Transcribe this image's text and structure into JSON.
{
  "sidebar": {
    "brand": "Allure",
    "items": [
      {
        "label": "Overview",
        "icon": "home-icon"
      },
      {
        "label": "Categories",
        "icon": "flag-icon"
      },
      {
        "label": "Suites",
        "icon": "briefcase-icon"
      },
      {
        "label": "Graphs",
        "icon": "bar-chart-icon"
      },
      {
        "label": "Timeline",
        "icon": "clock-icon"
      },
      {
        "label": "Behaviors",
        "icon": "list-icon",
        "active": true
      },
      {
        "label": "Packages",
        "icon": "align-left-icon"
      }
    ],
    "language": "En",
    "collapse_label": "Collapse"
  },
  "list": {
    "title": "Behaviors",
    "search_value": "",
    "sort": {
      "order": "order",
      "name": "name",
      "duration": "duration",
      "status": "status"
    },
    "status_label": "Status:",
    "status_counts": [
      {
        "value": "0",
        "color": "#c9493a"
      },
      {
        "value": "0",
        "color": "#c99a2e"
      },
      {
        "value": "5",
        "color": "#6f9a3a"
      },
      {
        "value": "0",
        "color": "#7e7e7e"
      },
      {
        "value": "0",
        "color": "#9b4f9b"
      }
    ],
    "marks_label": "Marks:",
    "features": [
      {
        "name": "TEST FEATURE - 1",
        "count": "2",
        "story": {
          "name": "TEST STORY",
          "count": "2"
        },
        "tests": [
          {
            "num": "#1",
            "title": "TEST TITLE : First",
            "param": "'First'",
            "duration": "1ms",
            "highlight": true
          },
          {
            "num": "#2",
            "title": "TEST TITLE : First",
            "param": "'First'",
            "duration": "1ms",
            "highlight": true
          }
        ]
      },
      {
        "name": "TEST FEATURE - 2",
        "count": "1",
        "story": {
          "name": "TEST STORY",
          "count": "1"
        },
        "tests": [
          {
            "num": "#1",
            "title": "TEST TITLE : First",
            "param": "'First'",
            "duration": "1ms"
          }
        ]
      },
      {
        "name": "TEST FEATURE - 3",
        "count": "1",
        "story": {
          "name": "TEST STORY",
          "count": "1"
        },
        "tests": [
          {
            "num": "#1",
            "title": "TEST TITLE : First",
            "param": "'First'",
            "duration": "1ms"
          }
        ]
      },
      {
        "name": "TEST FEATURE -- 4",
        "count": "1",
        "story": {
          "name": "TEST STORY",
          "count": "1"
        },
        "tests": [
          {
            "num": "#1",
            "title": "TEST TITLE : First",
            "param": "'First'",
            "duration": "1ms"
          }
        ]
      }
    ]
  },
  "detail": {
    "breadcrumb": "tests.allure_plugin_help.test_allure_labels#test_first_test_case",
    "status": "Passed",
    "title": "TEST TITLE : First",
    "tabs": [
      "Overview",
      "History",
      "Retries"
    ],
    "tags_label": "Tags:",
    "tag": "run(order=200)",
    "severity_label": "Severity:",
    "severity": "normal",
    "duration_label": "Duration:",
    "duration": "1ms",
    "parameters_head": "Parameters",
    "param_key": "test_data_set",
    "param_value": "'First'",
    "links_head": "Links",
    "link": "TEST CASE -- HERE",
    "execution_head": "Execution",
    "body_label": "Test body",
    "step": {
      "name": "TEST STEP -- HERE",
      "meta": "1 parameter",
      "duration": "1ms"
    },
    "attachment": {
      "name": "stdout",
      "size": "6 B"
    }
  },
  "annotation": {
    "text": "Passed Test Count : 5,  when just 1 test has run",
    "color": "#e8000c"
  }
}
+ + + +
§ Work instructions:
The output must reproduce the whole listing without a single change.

§ Your solution:
Transcribe this image's text and structure into JSON.
{
  "sidebar": {
    "brand": "Allure",
    "items": [
      {
        "label": "Overview",
        "icon": "home-icon"
      },
      {
        "label": "Categories",
        "icon": "flag-icon"
      },
      {
        "label": "Suites",
        "icon": "briefcase-icon"
      },
      {
        "label": "Graphs",
        "icon": "bar-chart-icon"
      },
      {
        "label": "Timeline",
        "icon": "clock-icon"
      },
      {
        "label": "Behaviors",
        "icon": "list-icon",
        "active": true
      },
      {
        "label": "Packages",
        "icon": "align-left-icon"
      }
    ],
    "language": "En",
    "collapse_label": "Collapse"
  },
  "list": {
    "title": "Behaviors",
    "search_value": "",
    "sort": {
      "order": "order",
      "name": "name",
      "duration": "duration",
      "status": "status"
    },
    "status_label": "Status:",
    "status_counts": [
      {
        "value": "0",
        "color": "#c9493a"
      },
      {
        "value": "0",
        "color": "#c99a2e"
      },
      {
        "value": "5",
        "color": "#6f9a3a"
      },
      {
        "value": "0",
        "color": "#7e7e7e"
      },
      {
        "value": "0",
        "color": "#9b4f9b"
      }
    ],
    "marks_label": "Marks:",
    "features": [
      {
        "name": "TEST FEATURE - 1",
        "count": "2",
        "story": {
          "name": "TEST STORY",
          "count": "2"
        },
        "tests": [
          {
            "num": "#1",
            "title": "TEST TITLE : First",
            "param": "'First'",
            "duration": "1ms",
            "highlight": true
          },
          {
            "num": "#2",
            "title": "TEST TITLE : First",
            "param": "'First'",
            "duration": "1ms",
            "highlight": true
          }
        ]
      },
      {
        "name": "TEST FEATURE - 2",
        "count": "1",
        "story": {
          "name": "TEST STORY",
          "count": "1"
        },
        "tests": [
          {
            "num": "#1",
            "title": "TEST TITLE : First",
            "param": "'First'",
            "duration": "1ms"
          }
        ]
      },
      {
        "name": "TEST FEATURE - 3",
        "count": "1",
        "story": {
          "name": "TEST STORY",
          "count": "1"
        },
        "tests": [
          {
            "num": "#1",
            "title": "TEST TITLE : First",
            "param": "'First'",
            "duration": "1ms"
          }
        ]
      },
      {
        "name": "TEST FEATURE -- 4",
        "count": "1",
        "story": {
          "name": "TEST STORY",
          "count": "1"
        },
        "tests": [
          {
            "num": "#1",
            "title": "TEST TITLE : First",
            "param": "'First'",
            "duration": "1ms"
          }
        ]
      }
    ]
  },
  "detail": {
    "breadcrumb": "tests.allure_plugin_help.test_allure_labels#test_first_test_case",
    "status": "Passed",
    "title": "TEST TITLE : First",
    "tabs": [
      "Overview",
      "History",
      "Retries"
    ],
    "tags_label": "Tags:",
    "tag": "run(order=200)",
    "severity_label": "Severity:",
    "severity": "normal",
    "duration_label": "Duration:",
    "duration": "1ms",
    "parameters_head": "Parameters",
    "param_key": "test_data_set",
    "param_value": "'First'",
    "links_head": "Links",
    "link": "TEST CASE -- HERE",
    "execution_head": "Execution",
    "body_label": "Test body",
    "step": {
      "name": "TEST STEP -- HERE",
      "meta": "1 parameter",
      "duration": "1ms"
    },
    "attachment": {
      "name": "stdout",
      "size": "6 B"
    }
  },
  "annotation": {
    "text": "Passed Test Count : 5,  when just 1 test has run",
    "color": "#e8000c"
  }
}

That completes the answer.